- Characters are easier to play when they are component: this was somewhat at odds with the high school theme (although the characters in the cartoon are pretty competent).
- We wanted our characters made "in public" before the game started with enough knowledge about what was going on to point them in the right direction.
- Hand-outs are great. Even a list of characters (Dramatis Personae) is good to have. Giving it to the players seems to create excitement (and I kinda wish I had one for this game--although what we got was very good).
Call of Cthulhu is about the most archetypal investigator game I can think of. It does (IME) suffer from the "you blew a roll" problem and it certainly does NOT over empower the PCs (the death-spiral of SAN-loss, the relative immunity of monsters, and so on). In our opinion it is both brilliant--and not what we were going for here exactly. However, it DOES capture the mood of doom and it does present a good model for investigation (the idea that there are books of knowledge, that you slowly acquire a skill as a method of "going up in level," and so on)
Supernatural (the TV show) is the one I was familiar with. An examination of it suggested that (a) the characters--the brothers are pretty competent even up against many nominally immune or very hard to kill opponents (it later turns out they are basically literally immortal--but whatever). The show's universe is VERY deadly: almost all monsters represent with a murder. The show makes extensive use of camera-view to set the mystery up: the viewer is more in the dark than the brothers sometimes are as they show up and go "Oh, it's Ghouls."

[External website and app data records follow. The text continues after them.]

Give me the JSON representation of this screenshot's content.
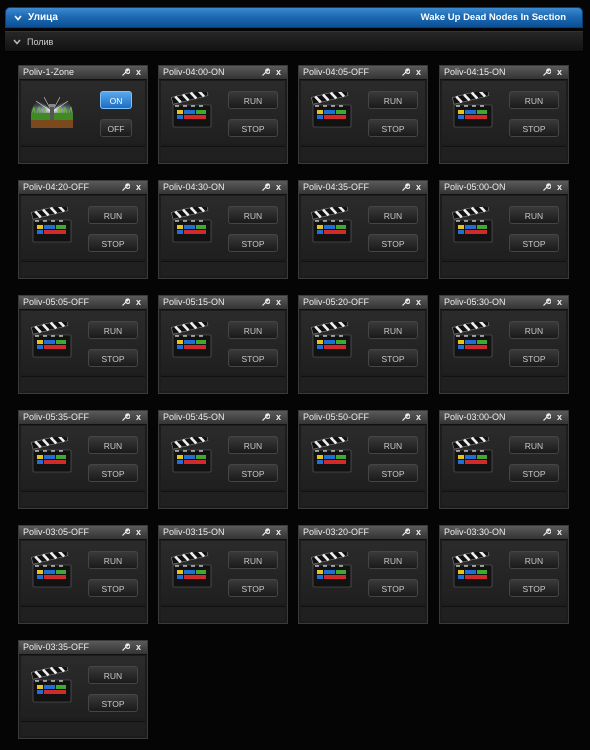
{
  "section": {
    "title": "Улица",
    "wake_label": "Wake Up Dead Nodes In Section",
    "sub_title": "Полив"
  },
  "zone_widget": {
    "name": "Poliv-1-Zone",
    "on_label": "ON",
    "off_label": "OFF",
    "icon": "sprinkler-icon",
    "active": "ON"
  },
  "scene_widgets": [
    {
      "name": "Poliv-04:00-ON",
      "run": "RUN",
      "stop": "STOP"
    },
    {
      "name": "Poliv-04:05-OFF",
      "run": "RUN",
      "stop": "STOP"
    },
    {
      "name": "Poliv-04:15-ON",
      "run": "RUN",
      "stop": "STOP"
    },
    {
      "name": "Poliv-04:20-OFF",
      "run": "RUN",
      "stop": "STOP"
    },
    {
      "name": "Poliv-04:30-ON",
      "run": "RUN",
      "stop": "STOP"
    },
    {
      "name": "Poliv-04:35-OFF",
      "run": "RUN",
      "stop": "STOP"
    },
    {
      "name": "Poliv-05:00-ON",
      "run": "RUN",
      "stop": "STOP"
    },
    {
      "name": "Poliv-05:05-OFF",
      "run": "RUN",
      "stop": "STOP"
    },
    {
      "name": "Poliv-05:15-ON",
      "run": "RUN",
      "stop": "STOP"
    },
    {
      "name": "Poliv-05:20-OFF",
      "run": "RUN",
      "stop": "STOP"
    },
    {
      "name": "Poliv-05:30-ON",
      "run": "RUN",
      "stop": "STOP"
    },
    {
      "name": "Poliv-05:35-OFF",
      "run": "RUN",
      "stop": "STOP"
    },
    {
      "name": "Poliv-05:45-ON",
      "run": "RUN",
      "stop": "STOP"
    },
    {
      "name": "Poliv-05:50-OFF",
      "run": "RUN",
      "stop": "STOP"
    },
    {
      "name": "Poliv-03:00-ON",
      "run": "RUN",
      "stop": "STOP"
    },
    {
      "name": "Poliv-03:05-OFF",
      "run": "RUN",
      "stop": "STOP"
    },
    {
      "name": "Poliv-03:15-ON",
      "run": "RUN",
      "stop": "STOP"
    },
    {
      "name": "Poliv-03:20-OFF",
      "run": "RUN",
      "stop": "STOP"
    },
    {
      "name": "Poliv-03:30-ON",
      "run": "RUN",
      "stop": "STOP"
    },
    {
      "name": "Poliv-03:35-OFF",
      "run": "RUN",
      "stop": "STOP"
    }
  ],
  "icons": {
    "widget_tool": "wrench-icon",
    "widget_close": "close-icon",
    "close_glyph": "x",
    "scene": "clapperboard-icon",
    "collapse": "chevron-down-icon"
  },
  "colors": {
    "section_bar": "#1d6ab3",
    "on_button": "#1b6dc0"
  }
}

Scooby Doo Apparently the new cartoon is (a) pretty good for adults with in-jokes and continuing story lines and (b) still enough like the old show to be recognizable. The characters, although young, are pretty good at what they do. I don't know the show--but I don't think there are real ghosts (or, at least, not many). I am reminded of Chris Carter talking about the X-Files and saying that there were originally going to be Scully Episodes where the incident turned out to be normal: Discovery ... they were BORING. I think this might be the case for our game. If the investigation turns out to be counterfeiters in the old light house that might be a let down.
The Game Itself
|Want To See Something Really Scary?|
In this world it was determined that contact with the paranormal changed you (sometimes). Our characters are Fast Company Level 1 (bad-asses in hth combat--we were not allowed gun skills). Our characters had encountered ghosts and were now being recruited by an insurance company to be insurance company investigators of events they thought were caused ... by ghosts!
This covers the authority and Fast Company covers the PC-empowerment angles! It turns out that insurance investigators (and I doubt a juvenile can be one--but we were part of a pilot program so we're stretching things here only a little) have a lot of rights to investigate claims: and if we're kicked off? The claimants claim is denied! Brilliant.
|What's Really Scary Is: All That Is Real. Boo.|
You can see our letter of acceptance there along with a bunch of interesting real-world stats about ghosts!
|I Ain't Afraid Of No Ghost|
It turns out there is lots of real ghost-hunting stuff available on line. The GM picked some of it out for us (above). I made some initial rules for ghosts in JAGS (which I will discuss later if anyone is interested) and we took off!
The game opened with our orientation and we got like 7 "claims" to investigate in any order we chose. If we strike out on one, we can just move to another.
This looks to me like a well put together game--and the material for that the GM made is first rate!